Imperial College London
GyroGear develops intelligent wearables to mechanically stabilise hand tremors. Around 10 million people worldwide are affected by Parkinson’s disease. One of its main symptoms is tremor, which can significantly affect people’s ability to eat, drink, dress, write, or hold objects, making them dependent on carers. There is no cure, and the medication prescribed can cause involuntary movements and impulsive behaviour. There are also around 200 million people that suffer from ‘essential tremor’ caused by stroke, multiple sclerosis, and hyperthyroidism. GyroGear’s first product is the GyroGlove, a glove that suppress hand tremors using gyroscopes and thus offers an alternative to drug treatments. The GyroGlove uses a miniature, dynamically adjustable gyroscope which sits on the back of the hand within a plastic casing attached to the glove.
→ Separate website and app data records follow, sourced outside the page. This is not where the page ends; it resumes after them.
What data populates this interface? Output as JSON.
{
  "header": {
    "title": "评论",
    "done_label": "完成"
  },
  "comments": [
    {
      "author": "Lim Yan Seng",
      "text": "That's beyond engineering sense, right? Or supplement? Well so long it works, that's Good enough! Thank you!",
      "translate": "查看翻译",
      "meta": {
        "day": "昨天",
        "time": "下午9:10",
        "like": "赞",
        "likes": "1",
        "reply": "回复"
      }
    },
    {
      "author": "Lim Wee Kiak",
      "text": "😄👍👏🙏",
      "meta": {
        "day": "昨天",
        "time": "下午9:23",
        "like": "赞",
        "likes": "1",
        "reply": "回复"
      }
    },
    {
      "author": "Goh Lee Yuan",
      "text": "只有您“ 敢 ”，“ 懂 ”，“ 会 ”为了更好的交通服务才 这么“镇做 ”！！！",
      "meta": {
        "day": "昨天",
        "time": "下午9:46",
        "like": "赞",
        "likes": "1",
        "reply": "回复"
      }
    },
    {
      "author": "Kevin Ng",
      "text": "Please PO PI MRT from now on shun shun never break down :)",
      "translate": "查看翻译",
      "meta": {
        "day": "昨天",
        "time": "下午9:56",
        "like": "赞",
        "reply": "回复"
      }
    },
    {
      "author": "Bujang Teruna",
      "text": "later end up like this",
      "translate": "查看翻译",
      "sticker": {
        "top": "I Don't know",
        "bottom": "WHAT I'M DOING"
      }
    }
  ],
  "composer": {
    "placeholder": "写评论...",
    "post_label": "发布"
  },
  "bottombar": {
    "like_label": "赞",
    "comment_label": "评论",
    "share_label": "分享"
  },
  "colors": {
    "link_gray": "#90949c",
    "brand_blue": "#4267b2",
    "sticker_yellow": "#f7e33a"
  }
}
Gyroscopes are spinning discs used in cutting-edge aerospace technology, but operate on the same principles as children’s toy tops. Conserving angular momentum to stay upright in any plane of motion, they can counter any input of force in any direction swiftly and proportionately. When the device is switched on, the battery-powered gyroscope comes to life. Its orientation is adjusted by a precision hinge and turntable, both controlled by a small circuit board, thereby pushing back against the wearer’s movements as the gyroscope tries to right itself.